Hi, i'm new to the forum and am actually new to incubating waterfowl eggs. i have a few pairs of fertile geese and ducks and i'm getting plenty of eggs but do not want to let the adults set the eggs. i would like to get familiar with the precise technique used to hatch waterfowl artifically. both duck and geese. I have a 3 tray dickey that i use for my chickens and would appreciate hearing the standards of hatching waterfowl from those who have had experience. i live in northwest AL so it is pretty humid. i've heard you should incubate geese horizontal versus upright and so on. do i really need a wet bulb. any help would be appreciated.
First, I'd recommend the Storey's Guide to Raising Ducks as a handy reference to waterfowl.
Most domestic duck eggs are pretty easy , geese are a bit tougher. All should be on their sides. Hand turning 2 or 3 times a day is prefered because cooling is important. Unlike a chicken, a brooding duck or goose will leave the nest for up to 30 minutes a couple times a day. I like to turn the eggs, set a timer for at least 15 min., & leave the incubator open. As Jamie mentioned in a prior post...''incubate dry, hatch wet.'' Do you have a separate machine for hatching ? They need higher humidity to hatch & the vents should be open then. Measuring isn't really necessary as long as you keep the water tray full, especially if the ambient humidity is high. Ducks take 28 days, (except Muscovies -35 ), geese-30.
yes, thanks, i do currently own a copy of that book and it is a good one. i do not yet have a seperate machine for hatching but am working on that. are you suggesting "dry hatching" meaning not putting any water in the tray until the eggs are to stop turning? cooling the eggs is the main thing i am not doing. i incubated some indian runners the same way as chickens and as of this morning 1 has hatched. i know that is the exception, not the rule. sounds like i really need another machine for waterfowl all together. thanks for you input. it was reassuring.
Dry incubating, WET hatching.
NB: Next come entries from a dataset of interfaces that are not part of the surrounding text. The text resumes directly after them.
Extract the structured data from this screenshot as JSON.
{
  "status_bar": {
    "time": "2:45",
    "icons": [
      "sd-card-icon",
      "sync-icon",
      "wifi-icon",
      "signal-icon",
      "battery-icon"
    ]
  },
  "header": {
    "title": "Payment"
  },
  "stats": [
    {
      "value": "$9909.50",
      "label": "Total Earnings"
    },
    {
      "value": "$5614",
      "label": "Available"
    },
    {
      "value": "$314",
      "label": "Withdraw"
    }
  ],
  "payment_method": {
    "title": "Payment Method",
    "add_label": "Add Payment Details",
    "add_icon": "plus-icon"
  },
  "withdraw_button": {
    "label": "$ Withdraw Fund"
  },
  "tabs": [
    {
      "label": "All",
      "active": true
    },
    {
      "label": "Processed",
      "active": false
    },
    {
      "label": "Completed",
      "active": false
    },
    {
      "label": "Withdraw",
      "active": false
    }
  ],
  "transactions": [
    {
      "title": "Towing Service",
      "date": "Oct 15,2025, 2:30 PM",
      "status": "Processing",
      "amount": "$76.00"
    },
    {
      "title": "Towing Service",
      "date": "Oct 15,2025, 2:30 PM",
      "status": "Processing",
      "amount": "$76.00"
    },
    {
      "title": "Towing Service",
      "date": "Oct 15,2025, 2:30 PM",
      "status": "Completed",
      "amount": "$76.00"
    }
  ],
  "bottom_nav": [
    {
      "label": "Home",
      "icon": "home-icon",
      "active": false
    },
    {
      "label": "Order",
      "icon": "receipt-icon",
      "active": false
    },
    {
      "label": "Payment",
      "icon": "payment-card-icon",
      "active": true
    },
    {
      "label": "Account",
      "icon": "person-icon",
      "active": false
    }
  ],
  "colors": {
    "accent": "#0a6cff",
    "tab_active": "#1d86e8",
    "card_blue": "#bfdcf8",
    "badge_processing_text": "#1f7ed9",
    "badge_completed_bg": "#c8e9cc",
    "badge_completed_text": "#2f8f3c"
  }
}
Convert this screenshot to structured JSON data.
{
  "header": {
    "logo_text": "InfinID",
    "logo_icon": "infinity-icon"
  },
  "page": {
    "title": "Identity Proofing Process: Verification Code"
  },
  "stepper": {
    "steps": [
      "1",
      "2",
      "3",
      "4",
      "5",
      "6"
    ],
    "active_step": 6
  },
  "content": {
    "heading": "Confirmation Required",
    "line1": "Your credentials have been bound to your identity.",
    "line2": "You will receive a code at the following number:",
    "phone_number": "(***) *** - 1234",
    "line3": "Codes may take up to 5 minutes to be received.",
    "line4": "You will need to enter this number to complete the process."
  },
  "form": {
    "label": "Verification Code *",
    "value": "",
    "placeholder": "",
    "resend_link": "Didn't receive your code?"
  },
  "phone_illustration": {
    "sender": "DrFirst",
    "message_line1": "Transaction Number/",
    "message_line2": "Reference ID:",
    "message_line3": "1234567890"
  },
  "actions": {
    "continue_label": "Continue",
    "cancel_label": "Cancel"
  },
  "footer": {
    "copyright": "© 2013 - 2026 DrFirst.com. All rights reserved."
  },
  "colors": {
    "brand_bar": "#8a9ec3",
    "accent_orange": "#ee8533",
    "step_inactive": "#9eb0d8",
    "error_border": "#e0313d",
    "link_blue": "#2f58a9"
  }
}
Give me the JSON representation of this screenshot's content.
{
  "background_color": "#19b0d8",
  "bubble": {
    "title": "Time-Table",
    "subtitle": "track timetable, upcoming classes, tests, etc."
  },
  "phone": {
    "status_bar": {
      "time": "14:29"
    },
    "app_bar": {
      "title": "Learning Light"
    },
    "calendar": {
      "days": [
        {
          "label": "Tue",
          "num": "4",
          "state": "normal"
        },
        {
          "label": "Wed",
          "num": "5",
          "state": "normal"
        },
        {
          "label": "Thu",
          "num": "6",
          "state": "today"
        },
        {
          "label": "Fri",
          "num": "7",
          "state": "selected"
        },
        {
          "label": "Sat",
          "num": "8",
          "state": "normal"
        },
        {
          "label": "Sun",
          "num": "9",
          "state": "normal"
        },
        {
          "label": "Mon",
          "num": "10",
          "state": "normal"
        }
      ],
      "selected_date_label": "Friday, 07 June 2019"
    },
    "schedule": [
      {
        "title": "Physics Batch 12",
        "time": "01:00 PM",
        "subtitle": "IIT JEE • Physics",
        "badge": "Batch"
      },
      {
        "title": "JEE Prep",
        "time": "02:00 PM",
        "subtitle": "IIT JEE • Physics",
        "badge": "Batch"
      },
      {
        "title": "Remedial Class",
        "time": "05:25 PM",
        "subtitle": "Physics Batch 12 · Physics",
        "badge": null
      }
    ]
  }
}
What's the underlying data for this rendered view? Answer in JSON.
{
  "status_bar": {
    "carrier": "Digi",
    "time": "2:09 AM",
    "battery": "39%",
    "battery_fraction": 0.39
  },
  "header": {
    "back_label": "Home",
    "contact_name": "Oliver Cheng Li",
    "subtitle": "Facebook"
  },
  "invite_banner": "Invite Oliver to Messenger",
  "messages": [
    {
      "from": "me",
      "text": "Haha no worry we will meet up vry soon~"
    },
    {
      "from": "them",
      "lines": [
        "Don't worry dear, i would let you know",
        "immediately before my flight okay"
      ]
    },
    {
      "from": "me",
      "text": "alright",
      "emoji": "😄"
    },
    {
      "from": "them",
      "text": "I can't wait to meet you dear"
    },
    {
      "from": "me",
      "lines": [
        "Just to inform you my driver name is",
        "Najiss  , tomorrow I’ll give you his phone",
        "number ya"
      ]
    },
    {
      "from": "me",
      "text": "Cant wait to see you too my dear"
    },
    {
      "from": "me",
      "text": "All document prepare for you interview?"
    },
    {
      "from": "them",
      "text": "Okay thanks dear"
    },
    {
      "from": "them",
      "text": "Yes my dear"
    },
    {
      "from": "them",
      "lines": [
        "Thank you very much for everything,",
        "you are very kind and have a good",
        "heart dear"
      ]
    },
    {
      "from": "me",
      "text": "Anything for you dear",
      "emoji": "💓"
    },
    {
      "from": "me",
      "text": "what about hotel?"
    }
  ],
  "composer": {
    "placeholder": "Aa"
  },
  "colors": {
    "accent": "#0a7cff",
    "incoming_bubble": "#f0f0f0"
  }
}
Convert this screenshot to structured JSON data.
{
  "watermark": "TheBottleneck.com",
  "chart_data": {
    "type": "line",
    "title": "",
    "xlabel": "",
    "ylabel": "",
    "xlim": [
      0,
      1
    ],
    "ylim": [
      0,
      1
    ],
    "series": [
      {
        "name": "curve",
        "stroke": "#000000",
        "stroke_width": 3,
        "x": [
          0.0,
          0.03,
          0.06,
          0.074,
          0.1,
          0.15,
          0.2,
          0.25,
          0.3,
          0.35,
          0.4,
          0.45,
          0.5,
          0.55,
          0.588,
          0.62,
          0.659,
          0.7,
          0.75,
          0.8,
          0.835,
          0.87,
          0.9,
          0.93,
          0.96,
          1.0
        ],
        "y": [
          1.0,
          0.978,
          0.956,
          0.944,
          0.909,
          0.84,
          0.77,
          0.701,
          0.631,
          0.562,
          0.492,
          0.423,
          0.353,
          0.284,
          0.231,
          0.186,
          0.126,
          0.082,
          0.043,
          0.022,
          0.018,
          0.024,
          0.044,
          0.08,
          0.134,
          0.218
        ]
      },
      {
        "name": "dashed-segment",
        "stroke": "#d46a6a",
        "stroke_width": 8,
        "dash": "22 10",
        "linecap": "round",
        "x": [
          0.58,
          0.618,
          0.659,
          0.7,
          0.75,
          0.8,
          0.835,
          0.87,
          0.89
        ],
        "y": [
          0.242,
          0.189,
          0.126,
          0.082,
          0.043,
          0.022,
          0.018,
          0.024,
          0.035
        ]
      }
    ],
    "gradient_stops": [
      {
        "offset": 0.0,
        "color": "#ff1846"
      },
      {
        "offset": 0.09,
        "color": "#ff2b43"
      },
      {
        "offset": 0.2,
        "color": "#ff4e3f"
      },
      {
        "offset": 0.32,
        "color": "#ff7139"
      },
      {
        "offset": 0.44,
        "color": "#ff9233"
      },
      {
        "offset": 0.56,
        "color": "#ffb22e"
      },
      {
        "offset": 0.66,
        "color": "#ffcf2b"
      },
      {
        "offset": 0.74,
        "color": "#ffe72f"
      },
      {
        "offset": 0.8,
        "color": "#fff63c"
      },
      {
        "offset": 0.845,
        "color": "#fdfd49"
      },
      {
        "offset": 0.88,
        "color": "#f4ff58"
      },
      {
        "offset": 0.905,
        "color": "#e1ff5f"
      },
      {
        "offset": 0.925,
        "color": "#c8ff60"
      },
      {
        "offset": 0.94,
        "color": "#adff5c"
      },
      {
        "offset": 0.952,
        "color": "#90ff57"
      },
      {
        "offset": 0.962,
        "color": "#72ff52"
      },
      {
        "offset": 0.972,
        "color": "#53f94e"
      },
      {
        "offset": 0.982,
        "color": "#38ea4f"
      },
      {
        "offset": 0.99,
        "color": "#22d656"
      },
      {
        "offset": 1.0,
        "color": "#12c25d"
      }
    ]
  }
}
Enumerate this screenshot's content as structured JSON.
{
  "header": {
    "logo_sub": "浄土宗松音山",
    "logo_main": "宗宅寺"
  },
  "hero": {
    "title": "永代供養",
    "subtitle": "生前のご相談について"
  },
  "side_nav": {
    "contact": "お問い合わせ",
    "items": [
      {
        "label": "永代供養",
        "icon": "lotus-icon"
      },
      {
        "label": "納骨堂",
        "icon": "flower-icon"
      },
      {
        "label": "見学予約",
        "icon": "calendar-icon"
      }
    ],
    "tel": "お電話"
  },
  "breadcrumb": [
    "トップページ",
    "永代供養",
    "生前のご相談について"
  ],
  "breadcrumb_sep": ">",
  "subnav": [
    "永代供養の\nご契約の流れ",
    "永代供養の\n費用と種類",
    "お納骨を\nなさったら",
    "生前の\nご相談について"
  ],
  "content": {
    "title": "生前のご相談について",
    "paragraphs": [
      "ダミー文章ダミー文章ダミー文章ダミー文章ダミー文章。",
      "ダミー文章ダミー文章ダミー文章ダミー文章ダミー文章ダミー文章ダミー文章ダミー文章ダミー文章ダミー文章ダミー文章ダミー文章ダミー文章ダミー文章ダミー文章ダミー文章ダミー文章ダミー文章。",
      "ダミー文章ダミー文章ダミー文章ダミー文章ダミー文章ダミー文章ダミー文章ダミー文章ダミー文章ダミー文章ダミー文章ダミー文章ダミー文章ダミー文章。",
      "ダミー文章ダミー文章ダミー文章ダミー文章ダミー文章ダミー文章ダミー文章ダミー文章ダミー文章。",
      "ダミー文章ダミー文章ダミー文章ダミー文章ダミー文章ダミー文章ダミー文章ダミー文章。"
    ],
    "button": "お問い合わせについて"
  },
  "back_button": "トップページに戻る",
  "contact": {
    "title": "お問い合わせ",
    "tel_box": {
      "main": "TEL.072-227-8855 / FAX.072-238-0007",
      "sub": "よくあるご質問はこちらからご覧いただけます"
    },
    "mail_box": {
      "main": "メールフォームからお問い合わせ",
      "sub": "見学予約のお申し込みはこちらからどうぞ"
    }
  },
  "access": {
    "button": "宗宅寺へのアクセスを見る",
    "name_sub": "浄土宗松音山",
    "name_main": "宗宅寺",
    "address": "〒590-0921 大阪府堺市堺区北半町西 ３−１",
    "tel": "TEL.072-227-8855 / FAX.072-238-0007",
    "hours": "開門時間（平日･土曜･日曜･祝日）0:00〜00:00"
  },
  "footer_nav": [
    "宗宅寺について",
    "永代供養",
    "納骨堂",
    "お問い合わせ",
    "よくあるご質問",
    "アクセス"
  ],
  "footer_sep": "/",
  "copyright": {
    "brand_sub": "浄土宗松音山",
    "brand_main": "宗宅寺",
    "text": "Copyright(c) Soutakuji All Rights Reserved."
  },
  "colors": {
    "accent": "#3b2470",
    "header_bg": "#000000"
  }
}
That & the eventual mess of hatching that can contaminate the incubator, is a good reason for a separate hatcher. The new ''Genesis'' Hovabator is fairly inexpensive & as it is factory calibrated, there's no fussing with temperature control. It also has a removable liner for easy cleaning. Just add water & go!
Originally Posted by jrobertson